Report, as a single number, how many lines of the records contain the word "Caption".

Page and application data records
◆ ◆ ◆

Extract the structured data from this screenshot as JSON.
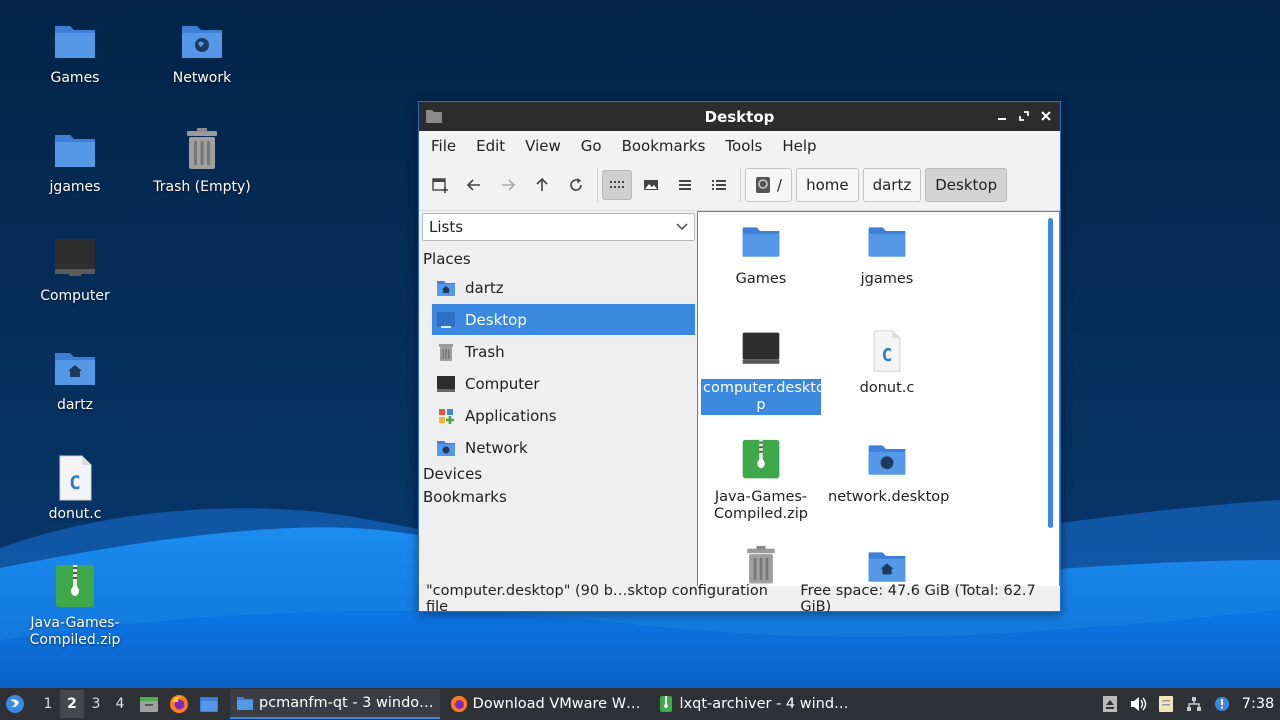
{
  "desktop": {
    "icons": [
      {
        "label": "Games",
        "icon": "folder-icon"
      },
      {
        "label": "Network",
        "icon": "network-folder-icon"
      },
      {
        "label": "jgames",
        "icon": "folder-icon"
      },
      {
        "label": "Trash (Empty)",
        "icon": "trash-icon"
      },
      {
        "label": "Computer",
        "icon": "computer-icon"
      },
      {
        "label": "dartz",
        "icon": "home-folder-icon"
      },
      {
        "label": "donut.c",
        "icon": "c-source-file-icon"
      },
      {
        "label": "Java-Games-\nCompiled.zip",
        "icon": "zip-archive-icon"
      }
    ]
  },
  "window": {
    "title": "Desktop",
    "menu": [
      "File",
      "Edit",
      "View",
      "Go",
      "Bookmarks",
      "Tools",
      "Help"
    ],
    "toolbar": {
      "buttons": [
        "new-tab-icon",
        "back-icon",
        "forward-icon",
        "up-icon",
        "reload-icon",
        "icon-view-icon",
        "thumbnail-view-icon",
        "compact-view-icon",
        "detailed-list-icon"
      ],
      "active_view": "icon-view-icon"
    },
    "breadcrumb": {
      "root": "/",
      "parts": [
        "home",
        "dartz"
      ],
      "current": "Desktop"
    },
    "sidepane": {
      "mode": "Lists",
      "places_header": "Places",
      "places": [
        {
          "label": "dartz",
          "icon": "home-folder-icon"
        },
        {
          "label": "Desktop",
          "icon": "desktop-icon",
          "selected": true
        },
        {
          "label": "Trash",
          "icon": "trash-icon"
        },
        {
          "label": "Computer",
          "icon": "computer-icon"
        },
        {
          "label": "Applications",
          "icon": "applications-icon"
        },
        {
          "label": "Network",
          "icon": "network-folder-icon"
        }
      ],
      "devices_header": "Devices",
      "bookmarks_header": "Bookmarks"
    },
    "files": [
      {
        "name": "Games",
        "icon": "folder-icon"
      },
      {
        "name": "jgames",
        "icon": "folder-icon"
      },
      {
        "name": "computer.deskto\np",
        "icon": "computer-icon",
        "selected": true
      },
      {
        "name": "donut.c",
        "icon": "c-source-file-icon"
      },
      {
        "name": "Java-Games-\nCompiled.zip",
        "icon": "zip-archive-icon"
      },
      {
        "name": "network.desktop",
        "icon": "network-folder-icon"
      },
      {
        "name": "",
        "icon": "trash-icon"
      },
      {
        "name": "",
        "icon": "home-folder-icon"
      }
    ],
    "status": {
      "selection": "\"computer.desktop\" (90 b…sktop configuration file",
      "free_space": "Free space: 47.6 GiB (Total: 62.7 GiB)"
    }
  },
  "taskbar": {
    "desktops": [
      "1",
      "2",
      "3",
      "4"
    ],
    "current_desktop": "2",
    "tasks": [
      {
        "label": "pcmanfm-qt - 3 windo…",
        "icon": "file-manager-icon",
        "active": true
      },
      {
        "label": "Download VMware W…",
        "icon": "firefox-icon",
        "active": false
      },
      {
        "label": "lxqt-archiver - 4 wind…",
        "icon": "archiver-icon",
        "active": false
      }
    ],
    "clock": "7:38"
  },
  "colors": {
    "accent": "#3b88e0",
    "titlebar": "#2c2c2c",
    "taskbar": "#2e3136",
    "folder": "#4a8fe0",
    "zip": "#3fa84a"
  }
}
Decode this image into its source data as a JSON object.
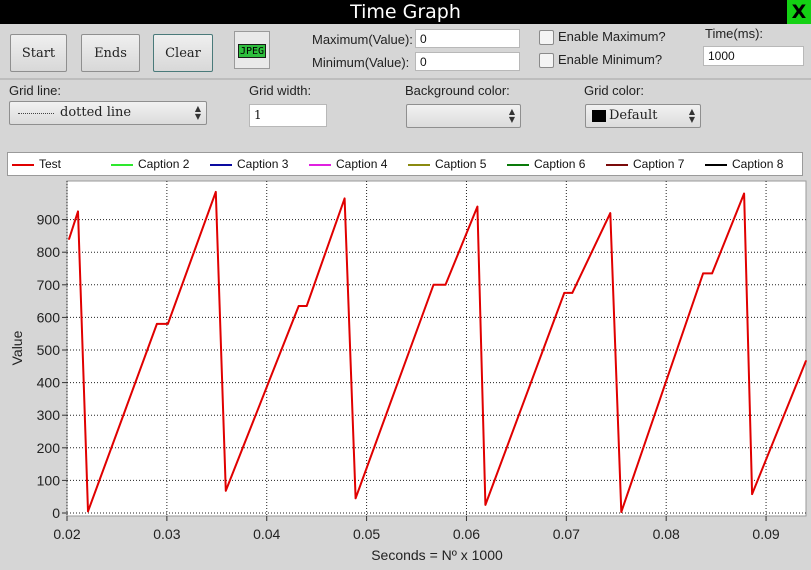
{
  "window": {
    "title": "Time Graph",
    "close_label": "X"
  },
  "toolbar": {
    "start_label": "Start",
    "ends_label": "Ends",
    "clear_label": "Clear",
    "jpeg_label": "JPEG",
    "maximum_label": "Maximum(Value):",
    "maximum_value": "0",
    "minimum_label": "Minimum(Value):",
    "minimum_value": "0",
    "enable_max_label": "Enable Maximum?",
    "enable_min_label": "Enable Minimum?",
    "time_label": "Time(ms):",
    "time_value": "1000"
  },
  "settings": {
    "grid_line_label": "Grid line:",
    "grid_line_value": "dotted line",
    "grid_width_label": "Grid width:",
    "grid_width_value": "1",
    "background_color_label": "Background color:",
    "grid_color_label": "Grid color:",
    "grid_color_value": "Default"
  },
  "chart_data": {
    "type": "line",
    "xlabel": "Seconds = Nº x 1000",
    "ylabel": "Value",
    "xlim": [
      0.02,
      0.094
    ],
    "ylim": [
      0,
      1000
    ],
    "x_ticks": [
      "0.02",
      "0.03",
      "0.04",
      "0.05",
      "0.06",
      "0.07",
      "0.08",
      "0.09"
    ],
    "y_ticks": [
      "0",
      "100",
      "200",
      "300",
      "400",
      "500",
      "600",
      "700",
      "800",
      "900"
    ],
    "grid": "dotted",
    "legend_position": "top",
    "series": [
      {
        "name": "Test",
        "color": "#e00000",
        "x": [
          0.0202,
          0.0211,
          0.0221,
          0.029,
          0.0301,
          0.0349,
          0.0359,
          0.0432,
          0.044,
          0.0478,
          0.0489,
          0.0567,
          0.0579,
          0.0611,
          0.0619,
          0.0698,
          0.0706,
          0.0744,
          0.0755,
          0.0837,
          0.0846,
          0.0878,
          0.0886,
          0.094
        ],
        "values": [
          840,
          925,
          5,
          580,
          580,
          985,
          68,
          635,
          635,
          965,
          45,
          700,
          700,
          940,
          25,
          675,
          675,
          920,
          3,
          735,
          735,
          980,
          58,
          467
        ]
      },
      {
        "name": "Caption 2",
        "color": "#2ee82e",
        "x": [],
        "values": []
      },
      {
        "name": "Caption 3",
        "color": "#0a0aa0",
        "x": [],
        "values": []
      },
      {
        "name": "Caption 4",
        "color": "#e020e0",
        "x": [],
        "values": []
      },
      {
        "name": "Caption 5",
        "color": "#8a8a10",
        "x": [],
        "values": []
      },
      {
        "name": "Caption 6",
        "color": "#0a7a0a",
        "x": [],
        "values": []
      },
      {
        "name": "Caption 7",
        "color": "#7a0a0a",
        "x": [],
        "values": []
      },
      {
        "name": "Caption 8",
        "color": "#000000",
        "x": [],
        "values": []
      }
    ]
  }
}
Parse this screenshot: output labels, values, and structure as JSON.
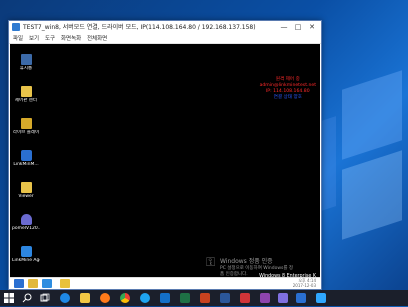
{
  "window": {
    "title": "TEST7_win8, 서버모드 연결, 드라이버 모드, IP(114.108.164.80 / 192.168.137.158)",
    "minimize": "—",
    "maximize": "□",
    "close": "✕"
  },
  "menu": {
    "items": [
      "파일",
      "보기",
      "도구",
      "화면녹화",
      "전체화면"
    ]
  },
  "desktop_icons": [
    {
      "label": "휴지통",
      "icon": "recycle-bin-icon"
    },
    {
      "label": "제어판 센터",
      "icon": "folder-icon"
    },
    {
      "label": "라이브 플레이",
      "icon": "folder-icon"
    },
    {
      "label": "LinkMinM...",
      "icon": "agent-icon"
    },
    {
      "label": "Viewer",
      "icon": "folder-icon"
    },
    {
      "label": "pomelV120...",
      "icon": "person-icon"
    },
    {
      "label": "LinkMine Agent",
      "icon": "agent-icon"
    }
  ],
  "overlay_info": {
    "line1": "원격 제어 중",
    "line2": "admin@linkminetest.net",
    "line3": "IP: 114.108.164.80",
    "line4": "연결 상태 양호"
  },
  "activation": {
    "title": "Windows 정품 인증",
    "line1": "PC 설정으로 이동하여 Windows를 정",
    "line2": "품 인증합니다."
  },
  "build": {
    "edition": "Windows 8 Enterprise K",
    "number": "Build 9200"
  },
  "inner_clock": {
    "time": "오후 4:14",
    "date": "2017-12-03"
  },
  "taskbar": {
    "items": [
      {
        "name": "start-button",
        "color": "#ffffff"
      },
      {
        "name": "search-icon",
        "color": "#ffffff"
      },
      {
        "name": "task-view-icon",
        "color": "#ffffff"
      },
      {
        "name": "edge-icon",
        "color": "#1e88e5"
      },
      {
        "name": "explorer-icon",
        "color": "#f2c744"
      },
      {
        "name": "app-icon",
        "color": "#ff7a1a"
      },
      {
        "name": "chrome-icon",
        "color": "#e94235"
      },
      {
        "name": "ie-icon",
        "color": "#1ea4f0"
      },
      {
        "name": "outlook-icon",
        "color": "#1470c7"
      },
      {
        "name": "excel-icon",
        "color": "#1e7145"
      },
      {
        "name": "powerpoint-icon",
        "color": "#c8421f"
      },
      {
        "name": "word-icon",
        "color": "#2b579a"
      },
      {
        "name": "app2-icon",
        "color": "#d13438"
      },
      {
        "name": "photos-icon",
        "color": "#8e44ad"
      },
      {
        "name": "app3-icon",
        "color": "#7f6fe0"
      },
      {
        "name": "app4-icon",
        "color": "#2a6fd1"
      },
      {
        "name": "remote-desktop-icon",
        "color": "#2fa7ff"
      }
    ]
  }
}
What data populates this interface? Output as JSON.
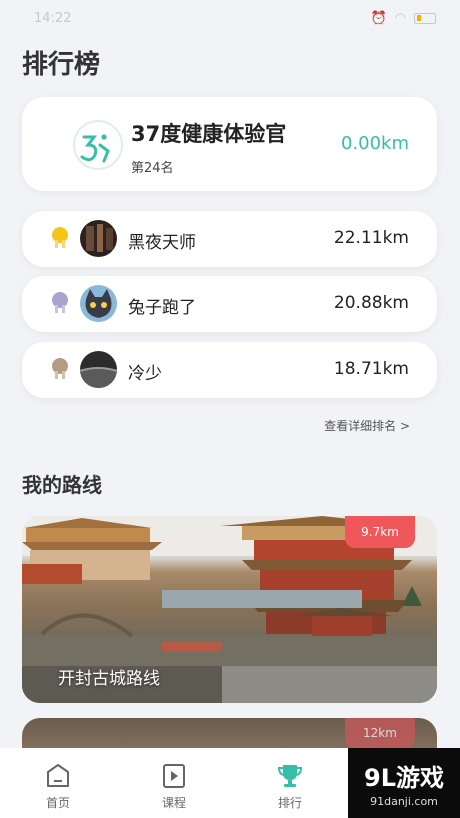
{
  "status_bar": {
    "time": "14:22"
  },
  "page_title": "排行榜",
  "my_rank": {
    "name": "37度健康体验官",
    "rank": "第24名",
    "distance": "0.00km",
    "accent_color": "#36bfa6"
  },
  "leaderboard": [
    {
      "name": "黑夜天师",
      "distance": "22.11km",
      "medal": "gold-medal-icon",
      "medal_color": "#f5c518"
    },
    {
      "name": "兔子跑了",
      "distance": "20.88km",
      "medal": "silver-medal-icon",
      "medal_color": "#a9a3cf"
    },
    {
      "name": "冷少",
      "distance": "18.71km",
      "medal": "bronze-medal-icon",
      "medal_color": "#b39d82"
    }
  ],
  "detail_link": "查看详细排名 >",
  "routes_title": "我的路线",
  "routes": [
    {
      "name": "开封古城路线",
      "distance": "9.7km",
      "badge_color": "#f0575a"
    },
    {
      "name": "",
      "distance": "12km",
      "badge_color": "#c0595a"
    }
  ],
  "tab_bar": {
    "tabs": [
      {
        "label": "首页",
        "icon": "home-icon"
      },
      {
        "label": "课程",
        "icon": "play-icon"
      },
      {
        "label": "排行",
        "icon": "trophy-icon",
        "active_color": "#36bfa6"
      }
    ]
  },
  "watermark": {
    "main": "9L游戏",
    "sub": "91danji.com"
  }
}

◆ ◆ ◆

- Task response -
7